Source information:

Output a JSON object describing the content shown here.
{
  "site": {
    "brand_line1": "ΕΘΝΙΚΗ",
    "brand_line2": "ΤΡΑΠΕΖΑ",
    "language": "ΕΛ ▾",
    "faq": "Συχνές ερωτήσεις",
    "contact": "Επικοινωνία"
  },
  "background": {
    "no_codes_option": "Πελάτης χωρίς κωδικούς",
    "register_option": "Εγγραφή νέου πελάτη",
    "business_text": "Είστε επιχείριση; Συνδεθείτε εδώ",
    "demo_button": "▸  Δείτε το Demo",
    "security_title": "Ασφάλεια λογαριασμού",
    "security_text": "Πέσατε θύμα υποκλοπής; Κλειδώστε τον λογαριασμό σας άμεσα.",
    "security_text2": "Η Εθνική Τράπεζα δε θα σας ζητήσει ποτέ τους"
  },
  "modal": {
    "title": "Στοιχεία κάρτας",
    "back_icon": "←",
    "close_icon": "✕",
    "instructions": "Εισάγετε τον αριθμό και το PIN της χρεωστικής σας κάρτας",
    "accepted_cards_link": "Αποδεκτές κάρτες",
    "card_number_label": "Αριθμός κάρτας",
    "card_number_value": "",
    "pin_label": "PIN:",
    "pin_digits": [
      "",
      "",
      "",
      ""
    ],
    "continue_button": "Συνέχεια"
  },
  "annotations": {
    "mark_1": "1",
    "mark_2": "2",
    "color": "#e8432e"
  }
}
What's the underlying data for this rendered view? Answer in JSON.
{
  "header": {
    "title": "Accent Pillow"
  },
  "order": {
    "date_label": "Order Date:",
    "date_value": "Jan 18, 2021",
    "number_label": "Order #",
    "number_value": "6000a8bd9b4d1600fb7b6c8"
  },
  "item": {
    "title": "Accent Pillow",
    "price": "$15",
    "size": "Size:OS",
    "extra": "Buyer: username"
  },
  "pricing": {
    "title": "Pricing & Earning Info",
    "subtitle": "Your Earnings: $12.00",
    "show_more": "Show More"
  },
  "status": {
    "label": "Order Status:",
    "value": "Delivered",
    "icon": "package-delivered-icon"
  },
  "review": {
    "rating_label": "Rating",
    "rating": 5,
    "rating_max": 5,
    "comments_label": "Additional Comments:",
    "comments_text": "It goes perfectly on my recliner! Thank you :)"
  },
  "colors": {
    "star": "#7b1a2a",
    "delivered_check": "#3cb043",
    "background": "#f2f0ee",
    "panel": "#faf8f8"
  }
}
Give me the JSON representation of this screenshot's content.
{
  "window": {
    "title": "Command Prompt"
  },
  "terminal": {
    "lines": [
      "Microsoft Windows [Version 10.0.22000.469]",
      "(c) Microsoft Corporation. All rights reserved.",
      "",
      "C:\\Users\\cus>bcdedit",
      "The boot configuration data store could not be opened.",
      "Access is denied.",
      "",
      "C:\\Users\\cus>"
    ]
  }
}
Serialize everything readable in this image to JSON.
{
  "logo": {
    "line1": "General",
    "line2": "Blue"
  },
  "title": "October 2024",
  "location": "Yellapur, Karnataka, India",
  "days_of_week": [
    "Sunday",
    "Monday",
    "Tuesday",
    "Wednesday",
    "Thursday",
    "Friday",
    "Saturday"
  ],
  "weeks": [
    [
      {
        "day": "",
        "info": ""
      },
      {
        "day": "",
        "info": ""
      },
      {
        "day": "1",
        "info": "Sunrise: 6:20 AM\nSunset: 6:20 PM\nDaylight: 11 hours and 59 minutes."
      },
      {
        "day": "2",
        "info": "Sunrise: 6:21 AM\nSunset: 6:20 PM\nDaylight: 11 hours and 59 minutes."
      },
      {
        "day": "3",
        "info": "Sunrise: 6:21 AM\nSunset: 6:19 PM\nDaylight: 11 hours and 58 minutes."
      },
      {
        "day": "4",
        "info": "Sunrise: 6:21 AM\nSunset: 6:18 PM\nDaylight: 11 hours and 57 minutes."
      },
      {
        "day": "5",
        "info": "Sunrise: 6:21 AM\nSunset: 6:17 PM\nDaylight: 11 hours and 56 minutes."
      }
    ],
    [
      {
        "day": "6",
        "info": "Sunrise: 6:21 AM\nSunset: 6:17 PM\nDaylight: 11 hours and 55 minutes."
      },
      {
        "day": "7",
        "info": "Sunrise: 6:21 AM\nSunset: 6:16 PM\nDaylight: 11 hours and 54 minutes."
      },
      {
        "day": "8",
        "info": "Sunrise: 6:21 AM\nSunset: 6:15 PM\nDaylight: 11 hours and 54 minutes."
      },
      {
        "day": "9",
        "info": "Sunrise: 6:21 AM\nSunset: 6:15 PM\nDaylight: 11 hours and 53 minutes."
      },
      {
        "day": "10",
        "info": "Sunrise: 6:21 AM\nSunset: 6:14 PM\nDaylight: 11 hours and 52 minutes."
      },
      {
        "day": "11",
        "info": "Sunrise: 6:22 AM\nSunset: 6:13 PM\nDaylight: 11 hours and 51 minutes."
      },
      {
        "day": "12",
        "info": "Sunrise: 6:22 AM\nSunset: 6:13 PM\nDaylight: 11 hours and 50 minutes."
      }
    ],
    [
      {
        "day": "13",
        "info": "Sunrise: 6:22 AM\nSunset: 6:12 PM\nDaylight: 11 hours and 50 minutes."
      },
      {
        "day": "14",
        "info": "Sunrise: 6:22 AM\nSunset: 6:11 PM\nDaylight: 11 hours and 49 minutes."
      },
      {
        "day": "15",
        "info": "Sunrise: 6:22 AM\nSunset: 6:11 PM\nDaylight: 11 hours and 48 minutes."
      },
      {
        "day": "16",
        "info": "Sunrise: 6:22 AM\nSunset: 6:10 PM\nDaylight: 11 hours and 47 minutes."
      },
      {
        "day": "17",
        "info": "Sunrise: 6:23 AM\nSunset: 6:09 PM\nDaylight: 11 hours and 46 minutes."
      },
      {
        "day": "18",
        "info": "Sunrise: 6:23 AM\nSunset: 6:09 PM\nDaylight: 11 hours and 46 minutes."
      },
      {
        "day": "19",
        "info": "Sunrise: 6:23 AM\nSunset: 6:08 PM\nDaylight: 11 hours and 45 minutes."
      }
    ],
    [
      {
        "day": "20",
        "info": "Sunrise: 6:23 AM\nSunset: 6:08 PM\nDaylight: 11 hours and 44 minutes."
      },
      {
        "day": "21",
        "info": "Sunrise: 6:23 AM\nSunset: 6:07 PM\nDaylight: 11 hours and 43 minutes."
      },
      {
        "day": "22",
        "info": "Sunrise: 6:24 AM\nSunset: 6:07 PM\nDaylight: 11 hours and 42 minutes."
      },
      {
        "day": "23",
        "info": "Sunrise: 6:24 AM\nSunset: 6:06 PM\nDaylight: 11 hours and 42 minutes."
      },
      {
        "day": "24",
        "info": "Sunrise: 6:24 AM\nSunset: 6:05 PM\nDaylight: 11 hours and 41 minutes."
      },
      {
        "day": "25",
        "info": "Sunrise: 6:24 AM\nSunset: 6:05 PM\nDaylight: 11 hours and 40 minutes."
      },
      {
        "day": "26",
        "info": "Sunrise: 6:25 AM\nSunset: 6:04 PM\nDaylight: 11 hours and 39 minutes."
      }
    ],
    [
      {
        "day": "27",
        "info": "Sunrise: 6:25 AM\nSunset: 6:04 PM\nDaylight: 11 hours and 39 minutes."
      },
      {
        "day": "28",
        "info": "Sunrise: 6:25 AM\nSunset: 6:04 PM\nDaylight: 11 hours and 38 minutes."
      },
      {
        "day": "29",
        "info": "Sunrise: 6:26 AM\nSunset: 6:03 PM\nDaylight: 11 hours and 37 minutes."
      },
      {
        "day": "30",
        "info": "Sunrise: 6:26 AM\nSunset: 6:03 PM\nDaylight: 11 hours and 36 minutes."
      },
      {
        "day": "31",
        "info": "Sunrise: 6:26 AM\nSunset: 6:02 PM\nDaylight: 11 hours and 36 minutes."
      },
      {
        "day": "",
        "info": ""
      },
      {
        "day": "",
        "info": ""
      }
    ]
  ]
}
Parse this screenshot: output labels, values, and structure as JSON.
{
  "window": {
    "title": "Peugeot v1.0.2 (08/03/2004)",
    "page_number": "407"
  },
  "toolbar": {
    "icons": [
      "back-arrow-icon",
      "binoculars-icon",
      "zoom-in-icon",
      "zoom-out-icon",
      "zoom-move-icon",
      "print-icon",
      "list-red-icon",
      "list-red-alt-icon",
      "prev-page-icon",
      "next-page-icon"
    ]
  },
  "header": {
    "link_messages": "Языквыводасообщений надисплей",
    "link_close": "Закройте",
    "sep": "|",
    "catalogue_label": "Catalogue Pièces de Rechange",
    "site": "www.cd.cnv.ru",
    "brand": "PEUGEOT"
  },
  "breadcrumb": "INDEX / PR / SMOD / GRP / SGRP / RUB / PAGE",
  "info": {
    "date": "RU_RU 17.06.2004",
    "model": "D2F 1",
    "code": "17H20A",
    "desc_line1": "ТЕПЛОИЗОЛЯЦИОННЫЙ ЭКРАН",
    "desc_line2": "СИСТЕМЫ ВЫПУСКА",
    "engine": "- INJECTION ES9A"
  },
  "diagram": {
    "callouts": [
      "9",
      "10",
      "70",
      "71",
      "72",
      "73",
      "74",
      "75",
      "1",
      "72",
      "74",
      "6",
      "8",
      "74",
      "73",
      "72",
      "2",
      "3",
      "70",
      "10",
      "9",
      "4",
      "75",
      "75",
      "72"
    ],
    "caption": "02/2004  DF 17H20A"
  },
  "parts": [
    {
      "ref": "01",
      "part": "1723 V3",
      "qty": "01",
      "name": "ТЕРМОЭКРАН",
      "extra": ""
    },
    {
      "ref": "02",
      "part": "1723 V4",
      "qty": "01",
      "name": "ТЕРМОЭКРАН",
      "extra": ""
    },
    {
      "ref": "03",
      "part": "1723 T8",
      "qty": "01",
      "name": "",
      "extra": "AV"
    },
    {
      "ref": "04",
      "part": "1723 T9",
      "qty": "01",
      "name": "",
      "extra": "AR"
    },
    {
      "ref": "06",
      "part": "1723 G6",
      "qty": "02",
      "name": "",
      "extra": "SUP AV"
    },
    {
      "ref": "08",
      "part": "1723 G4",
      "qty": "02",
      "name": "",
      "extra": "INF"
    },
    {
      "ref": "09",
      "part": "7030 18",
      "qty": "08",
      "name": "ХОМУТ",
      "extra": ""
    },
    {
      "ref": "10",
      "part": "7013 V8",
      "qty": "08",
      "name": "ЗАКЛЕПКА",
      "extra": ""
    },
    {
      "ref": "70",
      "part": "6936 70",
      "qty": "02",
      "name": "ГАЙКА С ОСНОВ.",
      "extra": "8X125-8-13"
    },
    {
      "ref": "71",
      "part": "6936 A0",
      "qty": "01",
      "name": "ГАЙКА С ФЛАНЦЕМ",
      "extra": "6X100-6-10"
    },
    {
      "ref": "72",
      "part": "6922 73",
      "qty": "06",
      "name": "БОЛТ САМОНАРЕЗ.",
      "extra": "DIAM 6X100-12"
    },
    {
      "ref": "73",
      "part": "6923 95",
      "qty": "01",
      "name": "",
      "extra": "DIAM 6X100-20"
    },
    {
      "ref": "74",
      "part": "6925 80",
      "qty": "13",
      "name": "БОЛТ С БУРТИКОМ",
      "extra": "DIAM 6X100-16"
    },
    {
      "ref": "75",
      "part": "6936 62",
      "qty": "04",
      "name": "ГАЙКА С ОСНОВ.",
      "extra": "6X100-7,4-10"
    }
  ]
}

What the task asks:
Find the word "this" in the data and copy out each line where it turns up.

Solution to the exercise:
What's the underlying data for this rendered view? Answer in JSON.
Give me the JSON representation of this screenshot's content.
Serialize everything readable in this image to JSON.
Parse this screenshot: output labels, values, and structure as JSON.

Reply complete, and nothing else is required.